To build on our American example, many creationists, fundamentalists, and Dominionists see the world as the stage for prophecy and Jesus’ second coming—hence a suspicion on climate change science and a hawkish stance on foreign policy. In contrast, theologians and politicians in the mold of the New England Puritans and Pope Francis see the world as an embryonic Kingdom of God requiring stewardship and communal peacemaking.
There has also been a lively debate about the ethical nature of Buddhism, not just at a personal level but also in the domain of the common good. Buddhism is an inherently ethical religion, but attempts to “box” it into Western ethical categories such as virtue ethics or utilitarianism have not been productive or accurate. Like Christianity, Buddhism has diverse “streams” of ethical action informed by different visions.
As it stands, religious ideology and secularism have often been engaged in a push-pull relationship, each reacting to the other depending on which is advancing and which one is retreating. As Karen Armstrong notes in an excerpt from her book Fields of Blood: Religion and the History of Violence, “. . . secularism did not so much displace religion as create new religious enthusiasms. So ingrained is our desire for ultimate meaning that our secular institutions, most especially the nation-state, almost immediately acquired a religious aura, though they have been less adept than the ancient mythologies at helping people face up to the grimmer realities of human existence for which there are no easy answers.” Furthermore, religious impulses, when sidelined, can come back swinging with significant leverage and a vengeful face. (Tricycle)
Yet a total repudiation of humanism and secularism would be destructive. If secularism should accept its “religious shadow side,” Buddhist leaders and thinkers should accept their “political shadow side:” that contemporary Buddhists in the East and in the West can no longer assume that the Buddhism they practice is apolitical. Indeed, political Buddhism “was always thus.” Buddhism can emphasize meditation and emptiness, or action and compassion. Buddhist politics can be reconfigured endlessly. It can be patrician and support values espoused by the state. It can also be “anti-establishment” in the mold of Bhikkhu Bodhi and Joan Halifax, whose Buddhist activism in the Trump era has fed an impressive expansion of literature about Buddhist political engagement.

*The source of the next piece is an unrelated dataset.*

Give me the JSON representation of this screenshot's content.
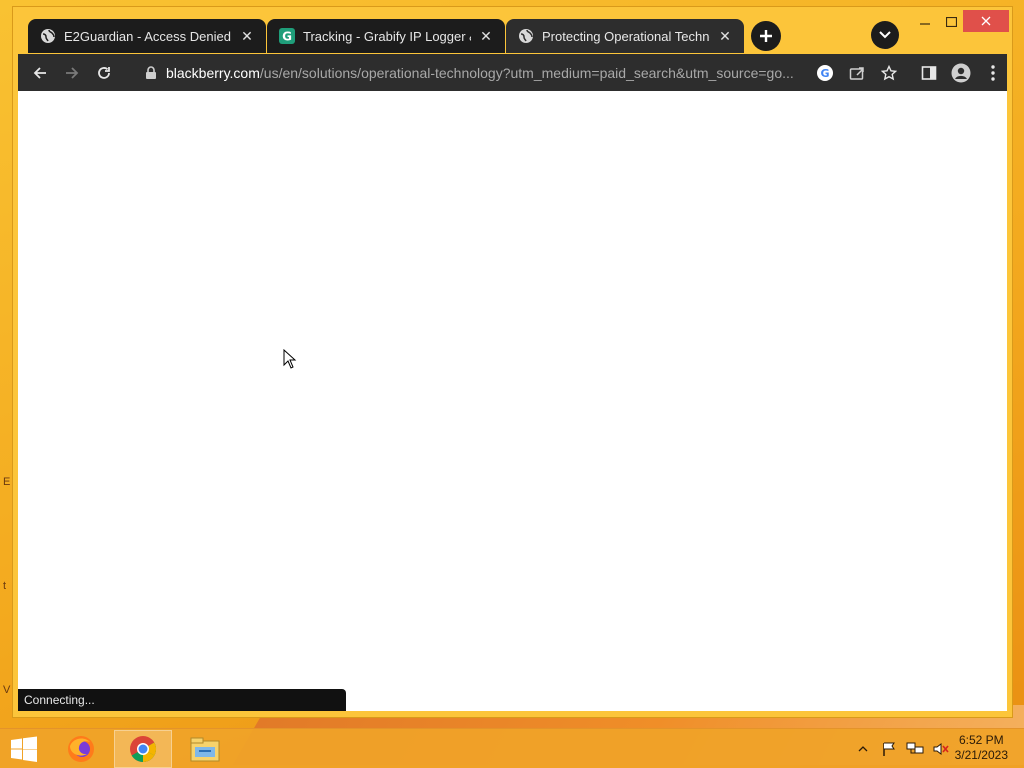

As Buddhist author and activist Robertson Work wrote in a Facebook post, “What is required of Buddhism is integral compassion—adding the collective realms of culture and policies to the traditional realms of individual understanding and behavior. Cultures and policies are needed that relieve the suffering of all beings everywhere.” The answer, perhaps, lies in an integrative approach that allows room for religious visions and secular political thought to work together. Of course, both sides need to dialogue in good faith, without a desire to undermine the other. The zero-sum game being played in many places around the world shows the harm that can come to be when dishonesty and bad faith replaces authenticity.
Since dualities are all illusory—samsara and Nirvana, religiosity and secularism, individual and collective—then theory and action are also inseparable. Whatever we think to be the most wise and compassionate course of action must be, as the expression indicates, acted on.
Human Nature and the Ethical Life (Project Syndicate)
Donald Trump presidency ‘most unethical in modern history’, report finds (Independent)
The Myth of Religious Violence (Tricycle)
The chosen one? The new film that claims Trump’s election was an act of God (The Guardian)